Thanks to the Scientists in Congregations grant from the Templeton Foundation, Michael Harries and Emily Kenney have been awarded $2500 scholarships to be our Second Young Catholic Scholars. These two students have been going on a personal journey of faith and growth through theological and scientific study with the Young Catholic Scholars Program Directors, Sr. Amy Hereford and Dr. Irene Schulze. This journey is organized around the study of Ilia Delio’s Christ in Evolution. In addition to their studies, they are spearheading the planning of the Science and Faith program events.

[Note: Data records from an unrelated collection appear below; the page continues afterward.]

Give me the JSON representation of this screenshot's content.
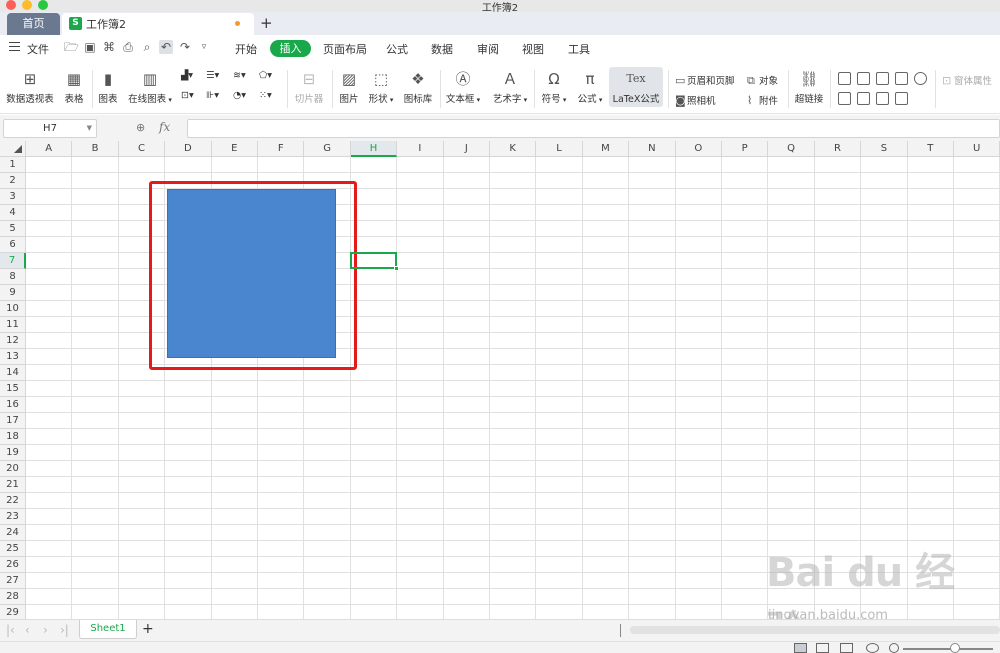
{
  "window": {
    "title": "工作簿2"
  },
  "tabs": {
    "home": "首页",
    "doc": "工作簿2",
    "doc_icon": "S",
    "add": "+"
  },
  "menu": {
    "file": "文件",
    "items": [
      "开始",
      "插入",
      "页面布局",
      "公式",
      "数据",
      "审阅",
      "视图",
      "工具"
    ],
    "active": "插入"
  },
  "ribbon": {
    "pivot": "数据透视表",
    "table": "表格",
    "chart": "图表",
    "online_chart": "在线图表",
    "screenshot": "切片器",
    "picture": "图片",
    "shape": "形状",
    "icon_lib": "图标库",
    "textbox": "文本框",
    "wordart": "艺术字",
    "symbol": "符号",
    "formula": "公式",
    "latex_icon": "Tex",
    "latex": "LaTeX公式",
    "header_footer": "页眉和页脚",
    "camera": "照相机",
    "object": "对象",
    "attachment": "附件",
    "hyperlink": "超链接",
    "form_props": "窗体属性"
  },
  "formula_bar": {
    "cell_ref": "H7",
    "fx": "fx",
    "value": ""
  },
  "grid": {
    "columns": [
      "A",
      "B",
      "C",
      "D",
      "E",
      "F",
      "G",
      "H",
      "I",
      "J",
      "K",
      "L",
      "M",
      "N",
      "O",
      "P",
      "Q",
      "R",
      "S",
      "T",
      "U"
    ],
    "rows": [
      "1",
      "2",
      "3",
      "4",
      "5",
      "6",
      "7",
      "8",
      "9",
      "10",
      "11",
      "12",
      "13",
      "14",
      "15",
      "16",
      "17",
      "18",
      "19",
      "20",
      "21",
      "22",
      "23",
      "24",
      "25",
      "26",
      "27",
      "28",
      "29"
    ],
    "active_column": "H",
    "active_row": "7"
  },
  "sheets": {
    "names": [
      "Sheet1"
    ],
    "add": "+"
  },
  "watermark": {
    "main": "Bai du 经验",
    "sub": "jingyan.baidu.com"
  },
  "colors": {
    "accent": "#19a84a",
    "shape_fill": "#4a86cf",
    "highlight": "#e31b1b"
  }
}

Michael Harries is a senior studying neuroscience through the Biology Department. On campus he is a member of GlobeMed, Strive for College, and is a Gephardt Institute for Public Service Civic Scholar. His questions of faith and science have been piqued through his research experience in a pediatric lab where he studied a neonatal disease and in a neurosurgery lab where he is currently studying the after effects of stroke. He hopes to attend medical school after graduation. In addition to his passion for science Michael enjoys playing soccer, running and reading. He is very thankful for the opportunity to further explore the intersection of his faith and his studies.

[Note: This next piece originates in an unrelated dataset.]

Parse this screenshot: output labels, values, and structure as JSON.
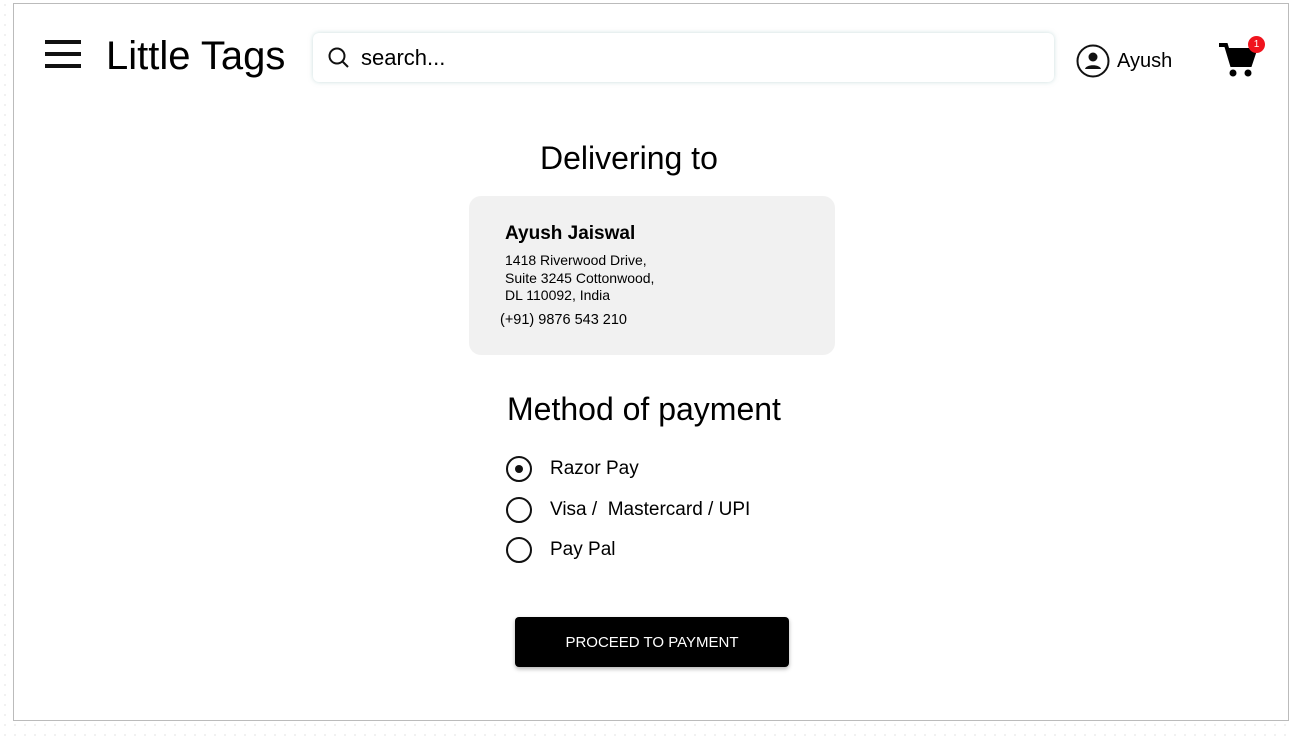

Emily Kenney is a sophomore studying Biomedical Engineering at Washington University in St. Louis. “I applied to be a Young Catholic Scholar, because I earnestly seek to both discuss and discover the connections between faith and science.” During her freshman year at Wash U, she was challenged by friends and acquaintances who discussed their questions about faith – about Bible quotes that they didn’t understand and about disagreements between religion and their education in science. She strongly desire to educate herself as well as help individuals find peace between the two areas in their life and learn how science and faith can intertwine and support one another. In addition to the CSC, she is Internal Vice President of the Sophomore Honor Society (Lambda Sigma), Course Assistant for the Freshman Engineering Seminar (EN120), and MERIT (Medical Equipment Restorers In Training) through Engineering World Health. She enjoys smiling, dancing, ice cream, singing, community service, laughing, tennis, and spending time with friends and family! She has already benefited immensely from the opportunity of being a Young Catholic Scholar, and hopes to share her discussions with others in the CSC community.
2011-2012 Young Catholic Scholars
David Bundy is a fourth year PhD student in the Biomedical Engineering Department at Washington University and has been a member of the CSC community since he came to Washington University in 2008. His research is focused on understanding how the brain controls movements so those brain signals can be used to develop novel neuroprosthetic devices for patients suffering from motor impairments such as stroke, spinal cord injury, or ALS, and he hopes to one day run his own research lab as a professor. When not working in the lab or reading, David enjoys running, playing the guitar, or hanging out with his amazing wife Elizabeth.
Joe McDonald is a sophomore studying Biomedical Engineering with a Minor in Health Care Management. On campus, he is a member of Sigma Nu and is a member of both the Ultimate Frisbee and Triathlon Club teams. Also, he plays drum set for CSC services. He started playing drums at mass in high school at Chaminade College Preparatory here in St. Louis, Missouri. It was there that his biology teacher first introduced him to the tough questions regarding the Church and science. He is very excited to be a part of this program, and is looking forward to the overall experience.
Below is a list of books that the Young Catholic Scholars, or others interested in the intersection of Faith and Science have recommended to the community. Many of these can be found in the CSC Library.
Christ in Evolution by Ilia Delio
The Emergent Christ by Ilia Delio
The Sacred Depths of Nature by Ursula Goodenough
A Window to the Divine by Zachary Hayes
If you would like more information on the Science and Faith Program, or the Young Catholic Scholars program in general, please contact a member of our staff, (314-935-9191 or this page), who will forward your inquiry or comment as needed. Thank you.